implementation of safeguards
]Implementation of Safeguards
  • Full and complete initial declaration:
  • - Scientific seminars and visits conducted to explain the scope and content of the civilian and military elements of the nuclear program.
  • - All nuclear material and facilities including test and dismantled facilities were declared and verified.
  • - Verification proceeded in steps as nuclear material and information became available.
dilemmas of verification 1
Dilemmas of Verification - 1

The overlap between the equipment, knowledge and materials required to develop nuclear weapons and to conduct civilian nuclear research or develop nuclear defense limits the effectiveness of verification measures and complicates information acquisition and analysis .

dilemmas of verification 2
Dilemmas of Verification - 2
  • Dismantlement includes access to proliferation sensitive information.
  • It takes time.
  • It requires access to sites and information of importance to national security.
dealing with discrepancies
Dealing with Discrepancies
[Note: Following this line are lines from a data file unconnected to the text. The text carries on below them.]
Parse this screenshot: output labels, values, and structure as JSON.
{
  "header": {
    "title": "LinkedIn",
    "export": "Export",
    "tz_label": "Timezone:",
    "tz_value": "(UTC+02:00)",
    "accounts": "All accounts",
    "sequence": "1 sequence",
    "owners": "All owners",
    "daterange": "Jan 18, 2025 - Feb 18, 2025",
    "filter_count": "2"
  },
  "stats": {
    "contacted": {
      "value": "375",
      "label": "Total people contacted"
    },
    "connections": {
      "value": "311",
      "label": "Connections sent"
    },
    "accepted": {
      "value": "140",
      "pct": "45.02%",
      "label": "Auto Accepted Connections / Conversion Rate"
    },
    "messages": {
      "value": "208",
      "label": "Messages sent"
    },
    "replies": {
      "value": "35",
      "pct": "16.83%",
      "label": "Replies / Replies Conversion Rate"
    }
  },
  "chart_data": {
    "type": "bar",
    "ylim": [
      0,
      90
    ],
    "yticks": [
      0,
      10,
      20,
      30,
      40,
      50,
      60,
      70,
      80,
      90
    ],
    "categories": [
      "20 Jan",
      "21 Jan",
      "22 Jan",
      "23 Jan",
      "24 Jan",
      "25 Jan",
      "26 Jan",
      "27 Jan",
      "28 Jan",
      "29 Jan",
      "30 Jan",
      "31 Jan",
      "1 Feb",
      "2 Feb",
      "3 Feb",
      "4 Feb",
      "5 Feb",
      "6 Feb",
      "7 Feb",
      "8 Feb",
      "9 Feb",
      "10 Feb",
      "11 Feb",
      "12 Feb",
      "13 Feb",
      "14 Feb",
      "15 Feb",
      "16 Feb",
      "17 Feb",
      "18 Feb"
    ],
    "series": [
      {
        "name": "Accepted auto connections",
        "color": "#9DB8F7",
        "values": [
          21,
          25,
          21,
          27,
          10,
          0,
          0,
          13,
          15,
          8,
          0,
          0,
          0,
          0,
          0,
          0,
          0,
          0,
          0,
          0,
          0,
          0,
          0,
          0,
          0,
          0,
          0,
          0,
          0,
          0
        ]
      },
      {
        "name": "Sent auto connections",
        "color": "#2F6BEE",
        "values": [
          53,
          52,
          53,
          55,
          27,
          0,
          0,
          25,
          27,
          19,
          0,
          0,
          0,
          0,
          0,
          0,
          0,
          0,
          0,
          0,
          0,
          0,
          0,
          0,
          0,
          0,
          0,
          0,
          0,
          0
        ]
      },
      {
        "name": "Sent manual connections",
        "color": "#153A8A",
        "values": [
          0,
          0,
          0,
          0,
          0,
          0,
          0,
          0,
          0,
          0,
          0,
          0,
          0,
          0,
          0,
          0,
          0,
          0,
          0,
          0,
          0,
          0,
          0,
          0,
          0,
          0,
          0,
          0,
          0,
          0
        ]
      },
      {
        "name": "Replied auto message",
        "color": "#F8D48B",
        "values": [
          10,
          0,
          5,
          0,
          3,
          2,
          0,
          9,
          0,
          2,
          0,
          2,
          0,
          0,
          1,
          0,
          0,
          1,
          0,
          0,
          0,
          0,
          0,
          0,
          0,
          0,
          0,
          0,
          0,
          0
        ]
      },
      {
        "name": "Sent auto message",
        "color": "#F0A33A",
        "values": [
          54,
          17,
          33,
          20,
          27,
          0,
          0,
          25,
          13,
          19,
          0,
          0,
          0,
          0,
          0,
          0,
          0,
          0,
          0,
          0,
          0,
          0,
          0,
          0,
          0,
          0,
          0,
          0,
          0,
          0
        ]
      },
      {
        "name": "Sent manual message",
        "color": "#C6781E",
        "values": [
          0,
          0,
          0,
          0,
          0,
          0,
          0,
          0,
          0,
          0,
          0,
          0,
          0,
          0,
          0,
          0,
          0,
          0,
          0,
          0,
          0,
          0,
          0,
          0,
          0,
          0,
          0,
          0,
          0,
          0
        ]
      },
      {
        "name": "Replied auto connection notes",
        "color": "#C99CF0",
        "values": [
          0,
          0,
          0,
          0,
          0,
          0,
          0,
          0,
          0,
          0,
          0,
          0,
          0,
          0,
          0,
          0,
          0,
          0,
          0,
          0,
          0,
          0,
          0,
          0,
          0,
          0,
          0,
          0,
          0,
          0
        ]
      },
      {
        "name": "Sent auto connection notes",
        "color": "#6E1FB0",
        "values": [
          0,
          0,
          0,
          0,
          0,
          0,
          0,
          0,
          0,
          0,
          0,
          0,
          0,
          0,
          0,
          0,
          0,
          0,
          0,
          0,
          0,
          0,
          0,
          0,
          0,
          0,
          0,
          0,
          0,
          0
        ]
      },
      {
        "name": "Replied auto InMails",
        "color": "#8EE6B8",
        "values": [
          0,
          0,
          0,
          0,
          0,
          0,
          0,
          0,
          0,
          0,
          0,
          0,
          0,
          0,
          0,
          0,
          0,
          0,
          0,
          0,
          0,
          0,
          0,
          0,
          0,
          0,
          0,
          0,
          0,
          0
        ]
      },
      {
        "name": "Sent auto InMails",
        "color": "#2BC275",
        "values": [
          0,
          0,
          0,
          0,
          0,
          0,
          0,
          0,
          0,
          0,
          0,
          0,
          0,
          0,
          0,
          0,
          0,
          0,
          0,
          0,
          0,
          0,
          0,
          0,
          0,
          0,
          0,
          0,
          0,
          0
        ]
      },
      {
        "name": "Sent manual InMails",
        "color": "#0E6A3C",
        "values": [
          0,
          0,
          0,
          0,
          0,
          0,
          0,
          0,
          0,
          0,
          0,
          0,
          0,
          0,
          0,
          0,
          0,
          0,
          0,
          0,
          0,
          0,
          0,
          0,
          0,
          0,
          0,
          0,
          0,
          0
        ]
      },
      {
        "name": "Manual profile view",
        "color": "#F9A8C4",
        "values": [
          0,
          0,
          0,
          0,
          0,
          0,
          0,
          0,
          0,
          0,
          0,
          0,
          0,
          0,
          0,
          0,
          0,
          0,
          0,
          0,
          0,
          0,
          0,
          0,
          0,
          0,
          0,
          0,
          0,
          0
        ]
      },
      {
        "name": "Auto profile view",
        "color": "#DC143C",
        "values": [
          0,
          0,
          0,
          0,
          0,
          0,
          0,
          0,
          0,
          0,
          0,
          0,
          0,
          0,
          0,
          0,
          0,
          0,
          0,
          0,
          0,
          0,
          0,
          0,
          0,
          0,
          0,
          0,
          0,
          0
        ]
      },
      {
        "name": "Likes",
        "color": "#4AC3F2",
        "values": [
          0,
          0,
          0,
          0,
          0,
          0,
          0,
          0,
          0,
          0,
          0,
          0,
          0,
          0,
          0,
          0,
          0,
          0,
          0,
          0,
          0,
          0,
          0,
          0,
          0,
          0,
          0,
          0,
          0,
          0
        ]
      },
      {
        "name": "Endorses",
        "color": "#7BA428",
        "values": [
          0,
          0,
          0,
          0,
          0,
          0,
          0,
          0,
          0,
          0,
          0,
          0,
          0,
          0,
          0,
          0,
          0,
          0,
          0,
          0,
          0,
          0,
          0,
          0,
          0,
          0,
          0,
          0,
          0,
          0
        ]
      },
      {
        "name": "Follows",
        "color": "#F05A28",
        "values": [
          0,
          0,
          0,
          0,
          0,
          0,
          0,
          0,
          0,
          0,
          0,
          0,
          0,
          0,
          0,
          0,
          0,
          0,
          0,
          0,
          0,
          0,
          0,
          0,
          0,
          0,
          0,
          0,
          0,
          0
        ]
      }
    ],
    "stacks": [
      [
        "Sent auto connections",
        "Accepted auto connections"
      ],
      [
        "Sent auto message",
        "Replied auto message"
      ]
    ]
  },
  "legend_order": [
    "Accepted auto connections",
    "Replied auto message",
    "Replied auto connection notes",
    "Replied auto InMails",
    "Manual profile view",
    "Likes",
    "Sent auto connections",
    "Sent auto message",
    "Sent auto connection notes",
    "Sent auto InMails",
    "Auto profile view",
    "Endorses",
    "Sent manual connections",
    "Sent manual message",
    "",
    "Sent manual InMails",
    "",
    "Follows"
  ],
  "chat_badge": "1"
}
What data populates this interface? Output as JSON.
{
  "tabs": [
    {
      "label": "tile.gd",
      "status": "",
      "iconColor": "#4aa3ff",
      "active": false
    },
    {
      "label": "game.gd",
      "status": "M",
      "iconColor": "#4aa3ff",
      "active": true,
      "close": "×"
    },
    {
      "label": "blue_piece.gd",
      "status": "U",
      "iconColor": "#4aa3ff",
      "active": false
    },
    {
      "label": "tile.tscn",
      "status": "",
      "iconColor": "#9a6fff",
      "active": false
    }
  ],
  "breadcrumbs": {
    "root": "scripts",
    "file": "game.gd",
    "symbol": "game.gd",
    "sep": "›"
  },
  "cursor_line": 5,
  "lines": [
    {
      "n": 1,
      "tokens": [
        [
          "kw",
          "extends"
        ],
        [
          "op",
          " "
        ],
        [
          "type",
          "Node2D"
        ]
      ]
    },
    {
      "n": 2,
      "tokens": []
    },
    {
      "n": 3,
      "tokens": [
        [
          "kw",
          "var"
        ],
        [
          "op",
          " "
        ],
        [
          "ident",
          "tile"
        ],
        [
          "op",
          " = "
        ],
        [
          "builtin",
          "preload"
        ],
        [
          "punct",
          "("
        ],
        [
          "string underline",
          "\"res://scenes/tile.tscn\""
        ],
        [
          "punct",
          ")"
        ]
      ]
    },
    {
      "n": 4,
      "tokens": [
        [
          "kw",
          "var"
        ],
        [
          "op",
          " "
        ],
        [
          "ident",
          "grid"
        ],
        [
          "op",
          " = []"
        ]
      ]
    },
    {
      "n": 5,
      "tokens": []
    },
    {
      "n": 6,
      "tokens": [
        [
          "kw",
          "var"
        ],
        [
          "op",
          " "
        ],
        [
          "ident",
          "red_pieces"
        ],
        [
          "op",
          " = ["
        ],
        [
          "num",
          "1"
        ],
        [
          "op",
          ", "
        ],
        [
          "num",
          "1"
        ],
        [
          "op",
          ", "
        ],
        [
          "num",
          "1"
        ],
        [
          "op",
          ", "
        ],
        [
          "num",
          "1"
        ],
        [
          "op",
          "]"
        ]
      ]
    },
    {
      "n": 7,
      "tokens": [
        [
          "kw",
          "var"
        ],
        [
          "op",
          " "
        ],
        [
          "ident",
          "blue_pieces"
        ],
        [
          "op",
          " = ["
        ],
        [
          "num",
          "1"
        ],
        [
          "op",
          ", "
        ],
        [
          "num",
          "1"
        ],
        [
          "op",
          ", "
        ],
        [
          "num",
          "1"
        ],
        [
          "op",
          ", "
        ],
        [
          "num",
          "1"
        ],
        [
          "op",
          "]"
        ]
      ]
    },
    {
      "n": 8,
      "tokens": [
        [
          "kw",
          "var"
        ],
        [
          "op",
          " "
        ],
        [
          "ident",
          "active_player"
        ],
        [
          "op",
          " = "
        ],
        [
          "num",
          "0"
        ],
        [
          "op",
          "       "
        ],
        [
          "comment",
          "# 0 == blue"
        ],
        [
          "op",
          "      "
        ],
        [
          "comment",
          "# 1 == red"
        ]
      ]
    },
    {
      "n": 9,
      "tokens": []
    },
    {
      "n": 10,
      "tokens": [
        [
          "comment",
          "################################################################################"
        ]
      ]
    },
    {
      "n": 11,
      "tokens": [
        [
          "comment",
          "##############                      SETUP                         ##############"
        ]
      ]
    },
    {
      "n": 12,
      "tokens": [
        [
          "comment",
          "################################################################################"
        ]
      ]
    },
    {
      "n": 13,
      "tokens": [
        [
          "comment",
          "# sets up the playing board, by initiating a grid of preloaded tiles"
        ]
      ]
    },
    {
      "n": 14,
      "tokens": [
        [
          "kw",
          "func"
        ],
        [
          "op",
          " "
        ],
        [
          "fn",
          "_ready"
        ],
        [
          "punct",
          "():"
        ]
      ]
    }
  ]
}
  • First analysis revealeddiscrepancies with respect to HEU produced by the pilot enrichment plant ,and with respect to LEU produced by the semi-commercial enrichment plant indicating that substantial amount of uranium-235 was unaccounted for.
  • Re-examination of records, and further sampling lead to adjustments of nuclear material in wastes, tails , and hold-ups; problems were resolved.
keys to success
Keys to Success
  • Openness and Cooperation:
  • - Unfettered access to relevant people and sites
  • - Visits: Any time, any place with a reason
  • Cooperation.
  • Trust and verify.
  • Each country is an unique case; no one size fits all.
  • Special verification teams.
reading material
Reading Material
  • Waldo Stumpf, Birth and Death of the South African Nuclear Weapons Program, 50 Years after Hiroshima, Castiglioncello, Italy, 28 September 1995.
  • ZondiMasiza, A Chronology of South Africa’s Nuclear Program, The Nonproliferation Review Fall 1993, p. 35-55.
  • Adolf von Baeckmann, Gary Dillon, and Demetrius Perricos, Nuclear Verification in South Africa, IAEA Bulletin, 1/1995, p.42-48.
  • David Albright, South Africa’s Secret Nuclear Weapons, A Report of the Institute for Science and International Security, 1 May 1994.